Summary

The European Commission has recently fined the clothing company Guess €40 million for restricting retailers from online advertising and making cross-border sales of Guess products.

The decision follows in the wake of the results of the Commission's e-commerce sector inquiry which found that more than 1 in 10 retailers experienced cross-border sales restrictions in their distribution agreements.

Details of the case

Guess operates a selective distribution system in the EU which allows it to appoint authorised retailers, chosen on the basis of quality criteria, to sell its products.

Selective distribution systems comply with EU competition law provided consumers are free to purchase from any authorised retailer in the EU. In addition, authorised retailers must be free to offer the products online, to advertise and sell them across borders and to set the resale prices of the products.

The Commission decision (AT.40428) found that Guess had restricted authorised retailers from:

  • using Guess brand names and trademarks for online search advertising
  • selling online without prior permission from Guess
  • selling to consumers located outside their allocated territories
  • cross-selling to other authorised wholesalers and retailers
  • independently setting the retail prices of Guess products

As a result of these restrictions, the Commission found that the retail prices of Guess products in the Central and Eastern European countries affected by the restrictions were on average 5-10% higher than in Western Europe.

Geo-blocking Regulation

The Guess decision coincided with the entry into force of Regulation 2018/302/EU on unjustified geo-blocking (Regulation). Geo-blocking is the practice of using technology to restrict access to online cross-border sales based on the user's geographical location.

The Regulation ensures that all consumers in the EU have the same rights to access goods and services on the same terms, regardless of their location. This means that a business can no longer block a customer from accessing their website based on their location and they cannot automatically redirect a customer to a different website without their consent. So-called passive sales, requiring businesses not to respond to unsolicited requests from consumers in other EU Member States, is also prohibited under the Regulation.
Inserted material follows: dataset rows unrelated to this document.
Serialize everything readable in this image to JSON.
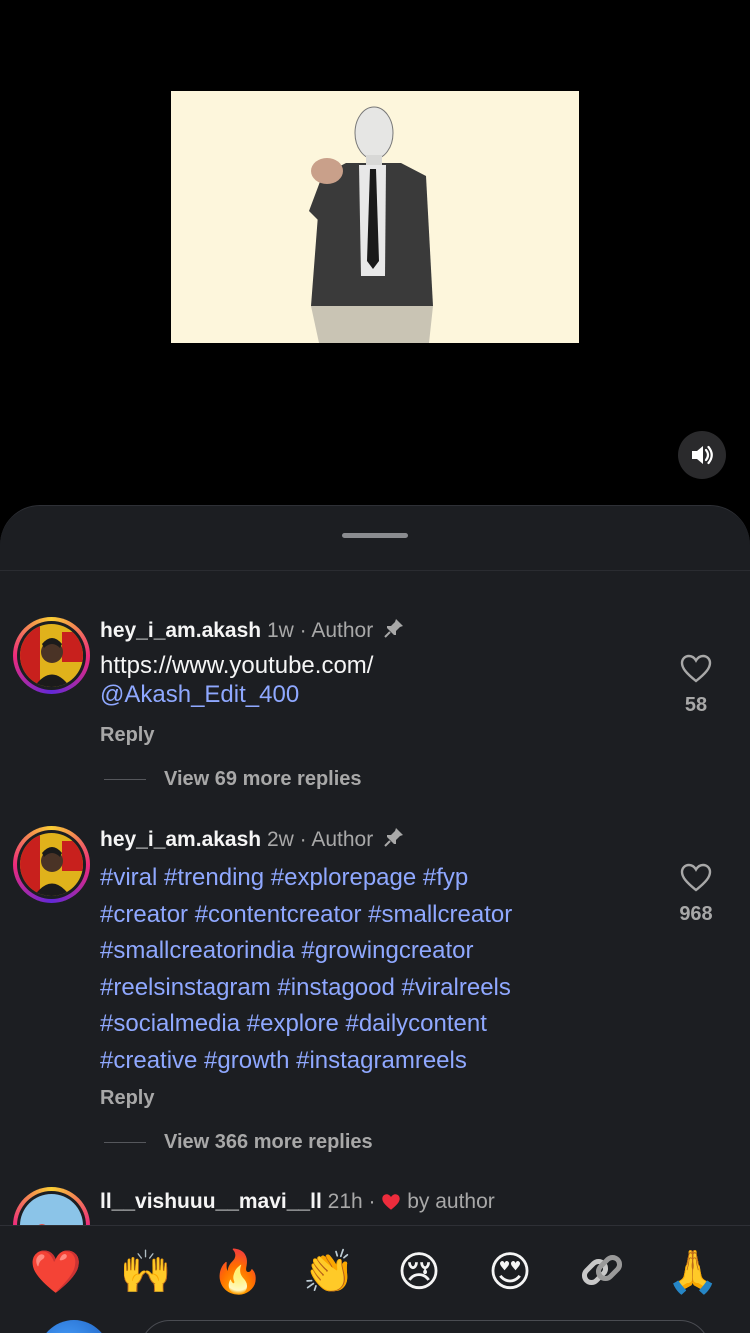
{
  "comments": [
    {
      "username": "hey_i_am.akash",
      "time": "1w",
      "separator": "·",
      "role": "Author",
      "body_line1": "https://www.youtube.com/",
      "body_line2": "@Akash_Edit_400",
      "reply_label": "Reply",
      "view_more": "View 69 more replies",
      "likes": "58"
    },
    {
      "username": "hey_i_am.akash",
      "time": "2w",
      "separator": "·",
      "role": "Author",
      "hashtag_lines": [
        "#viral #trending #explorepage #fyp",
        "#creator #contentcreator #smallcreator",
        "#smallcreatorindia #growingcreator",
        "#reelsinstagram #instagood #viralreels",
        "#socialmedia #explore #dailycontent",
        "#creative #growth #instagramreels"
      ],
      "reply_label": "Reply",
      "view_more": "View 366 more replies",
      "likes": "968"
    },
    {
      "username": "ll__vishuuu__mavi__ll",
      "time": "21h",
      "separator": "·",
      "liked_by": "by author"
    }
  ],
  "quick_reactions": [
    "❤️",
    "🙌",
    "🔥",
    "👏",
    "😢",
    "😍",
    "link-icon",
    "🙏"
  ],
  "colors": {
    "sheet_bg": "#1c1e22",
    "hashtag": "#8fa8ff",
    "meta_gray": "#a8a8a8",
    "heart_red": "#ed2c3c"
  }
}
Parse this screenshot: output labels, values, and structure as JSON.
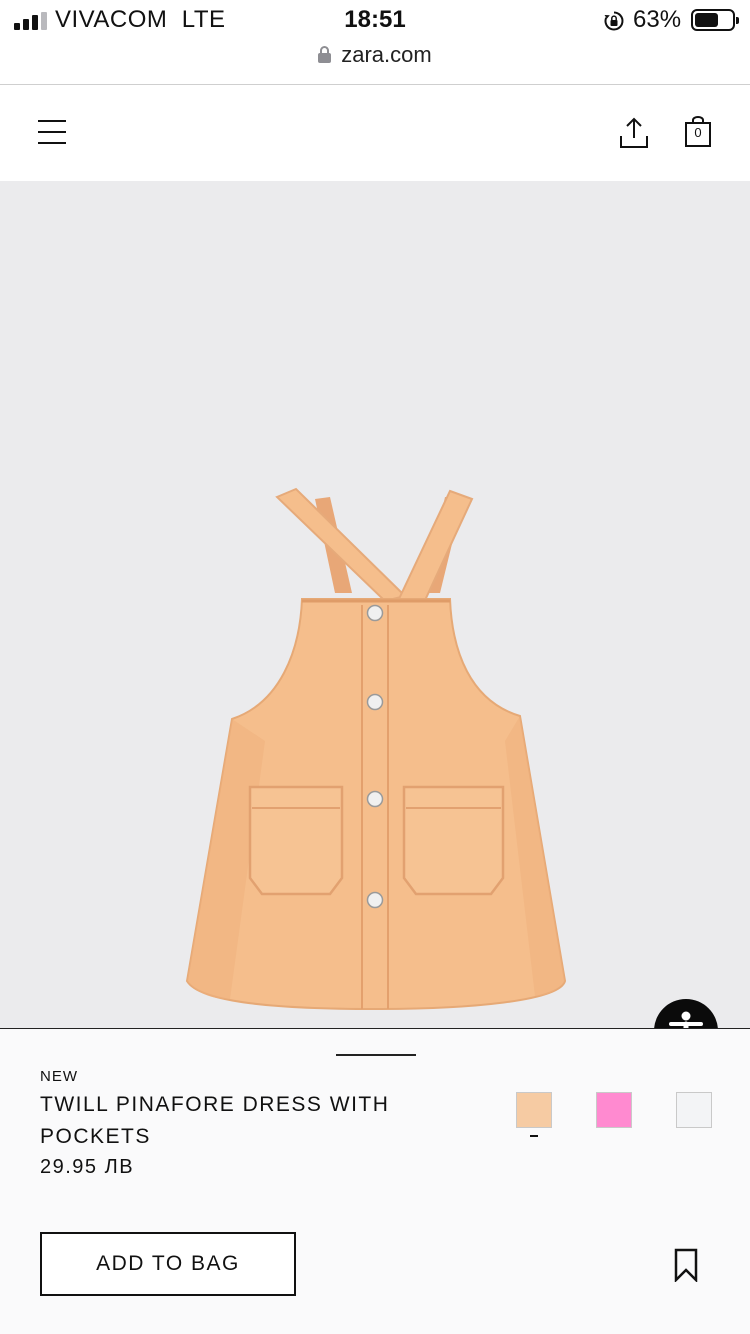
{
  "status_bar": {
    "carrier": "VIVACOM",
    "network": "LTE",
    "time": "18:51",
    "battery_percent": "63%",
    "battery_level": 0.63,
    "signal_bars": 3,
    "signal_bars_total": 4
  },
  "browser": {
    "url": "zara.com"
  },
  "header": {
    "menu_icon": "hamburger-menu-icon",
    "share_icon": "share-icon",
    "bag_icon": "shopping-bag-icon",
    "bag_count": "0"
  },
  "product": {
    "badge": "NEW",
    "name": "TWILL PINAFORE DRESS WITH POCKETS",
    "price": "29.95 ЛВ",
    "image_subject": "peach twill pinafore dress",
    "dress_color": "#f5be8c",
    "colors": [
      {
        "hex": "#f6cba3",
        "selected": true
      },
      {
        "hex": "#ff8ad0",
        "selected": false
      },
      {
        "hex": "#f3f4f6",
        "selected": false
      }
    ]
  },
  "actions": {
    "add_to_bag_label": "ADD TO BAG",
    "bookmark_icon": "bookmark-icon",
    "accessibility_icon": "accessibility-icon"
  }
}
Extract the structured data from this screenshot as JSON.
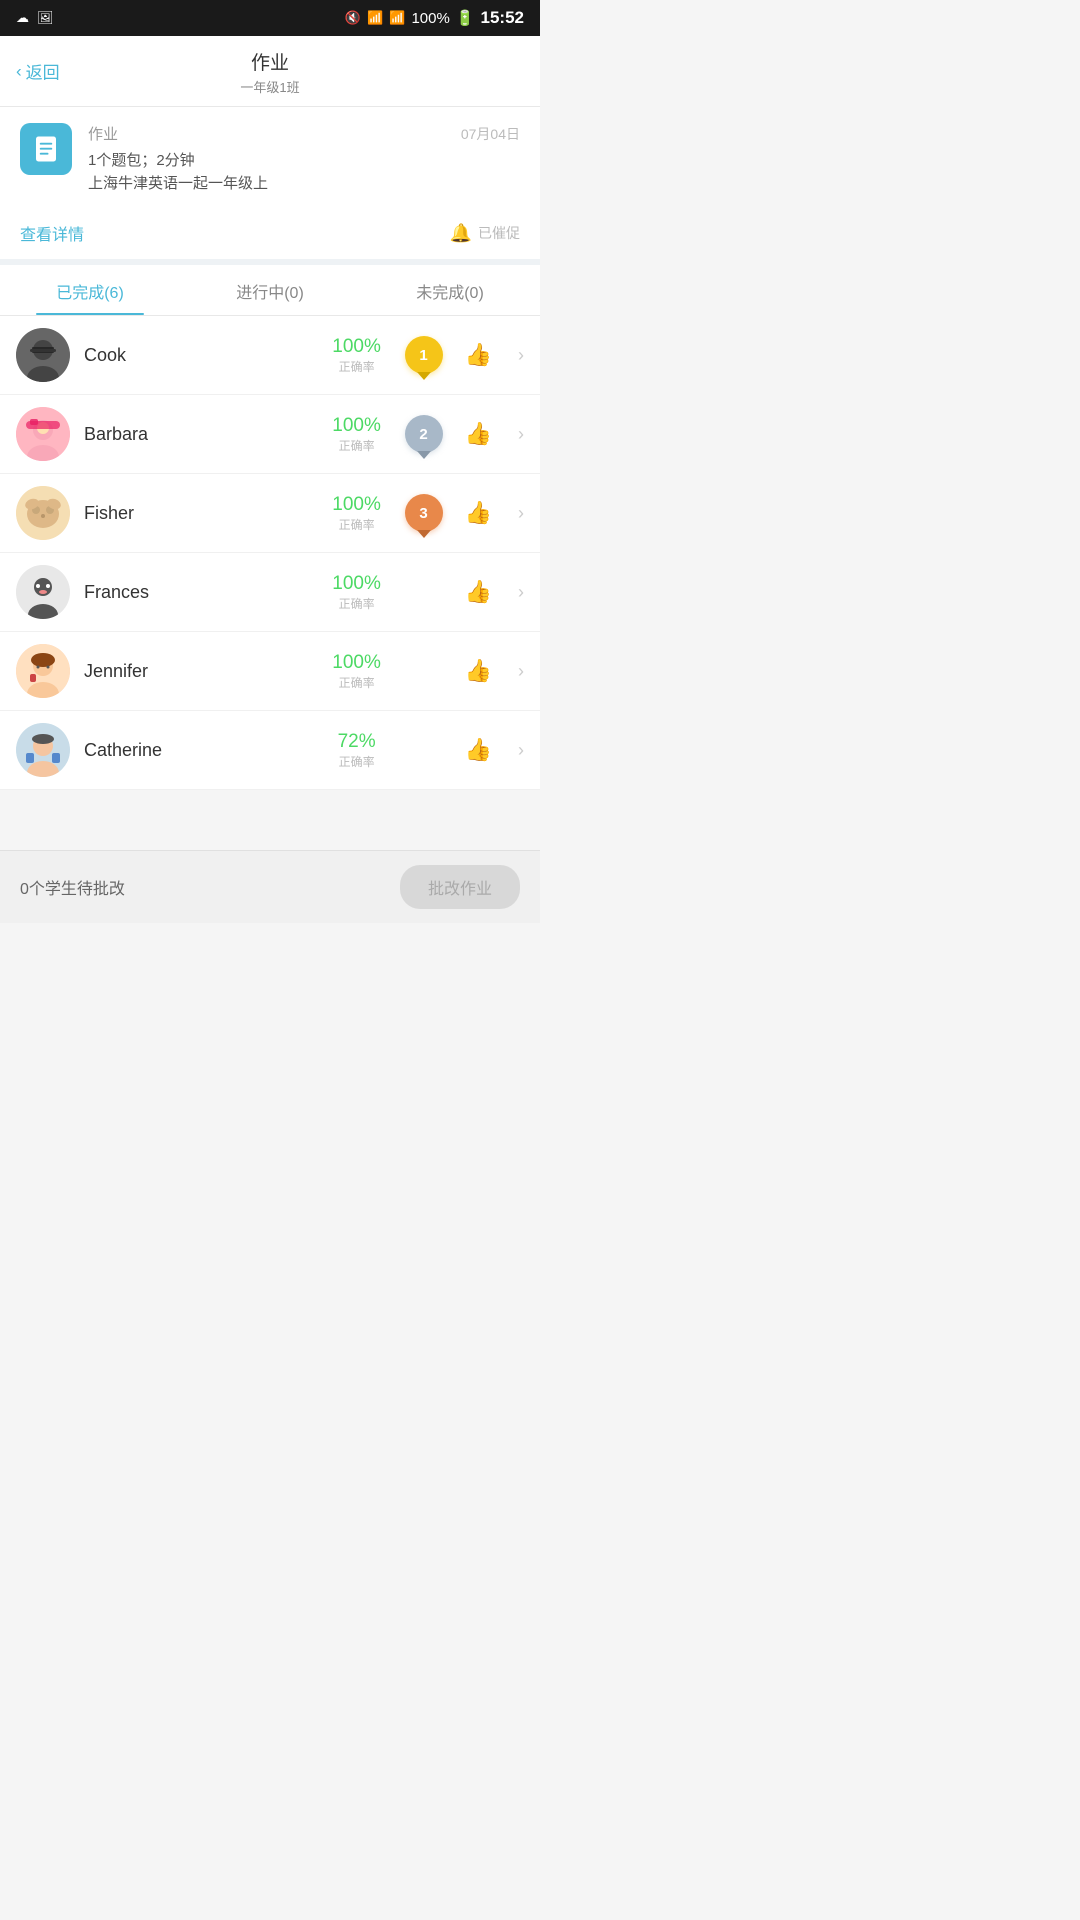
{
  "statusBar": {
    "time": "15:52",
    "battery": "100%",
    "icons": "status icons"
  },
  "nav": {
    "back": "返回",
    "title": "作业",
    "subtitle": "一年级1班"
  },
  "assignment": {
    "label": "作业",
    "date": "07月04日",
    "description1": "1个题包；2分钟",
    "description2": "上海牛津英语一起一年级上",
    "viewDetail": "查看详情",
    "reminded": "已催促"
  },
  "tabs": [
    {
      "label": "已完成(6)",
      "active": true
    },
    {
      "label": "进行中(0)",
      "active": false
    },
    {
      "label": "未完成(0)",
      "active": false
    }
  ],
  "students": [
    {
      "name": "Cook",
      "score": "100%",
      "scoreLabel": "正确率",
      "medal": 1,
      "avatar": "🧑"
    },
    {
      "name": "Barbara",
      "score": "100%",
      "scoreLabel": "正确率",
      "medal": 2,
      "avatar": "👧"
    },
    {
      "name": "Fisher",
      "score": "100%",
      "scoreLabel": "正确率",
      "medal": 3,
      "avatar": "🐶"
    },
    {
      "name": "Frances",
      "score": "100%",
      "scoreLabel": "正确率",
      "medal": 0,
      "avatar": "🧒"
    },
    {
      "name": "Jennifer",
      "score": "100%",
      "scoreLabel": "正确率",
      "medal": 0,
      "avatar": "👧"
    },
    {
      "name": "Catherine",
      "score": "72%",
      "scoreLabel": "正确率",
      "medal": 0,
      "avatar": "🧒"
    }
  ],
  "footer": {
    "pendingCount": "0个学生待批改",
    "gradeBtn": "批改作业"
  },
  "medalLabels": [
    "",
    "1",
    "2",
    "3"
  ]
}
While businesses are not prohibited from having country specific websites or different prices in different countries, the Regulation allows EU consumers to compare offerings across the EU and enables them to take advantage of better prices and sales conditions in other EU Member States. However, businesses are not forced to deliver goods across borders. In addition, services offering copyrighted content, such as online TV, music and e-books, are not covered by the Regulation.

Related European Court of Justice decisions

The Guess decision follows on from a number of recent cases considering the compatibility of online sales restrictions with competition law. Most notably, the European Court of Justice held in Pierre Fabre (C-439/09) that a complete ban on online sales is a breach of EU competition law. This decision was further expanded on in Coty Germany v Parfümerie Akzente (C-230/16)when the European Court held that a restriction of sales through third-party online platforms such as Amazon, in the context of a selective distribution system for luxury goods, does not breach EU competition law provided that certain conditions are met. Please access our previous article on the Coty judgment here.

New Vertical Restraints Block Exemption

The European Commission is currently in the process of reviewing the so-called Vertical Restraints Block Exemption Regulation (VRBER) which exempts certain categories of vertical agreements from the prohibition on anti-competitive arrangements. The VRBER is due to expire on 31 May 2022. A particular focus of the Commission is the increased importance of online sales and the emergence of new market players such as online platforms. Any future revisions to the Regulation and accompanying Guidelines are likely to reflect these new practices and the judgments of the European Courts in relation to online restrictions.

What do these developments mean for businesses?

Manufacturers should familiarise themselves with their obligations under competition law and the new Geo-blocking Regulation before imposing any restrictions on resellers, particularly restrictions on how, to whom and at what price resellers can sell their products and services.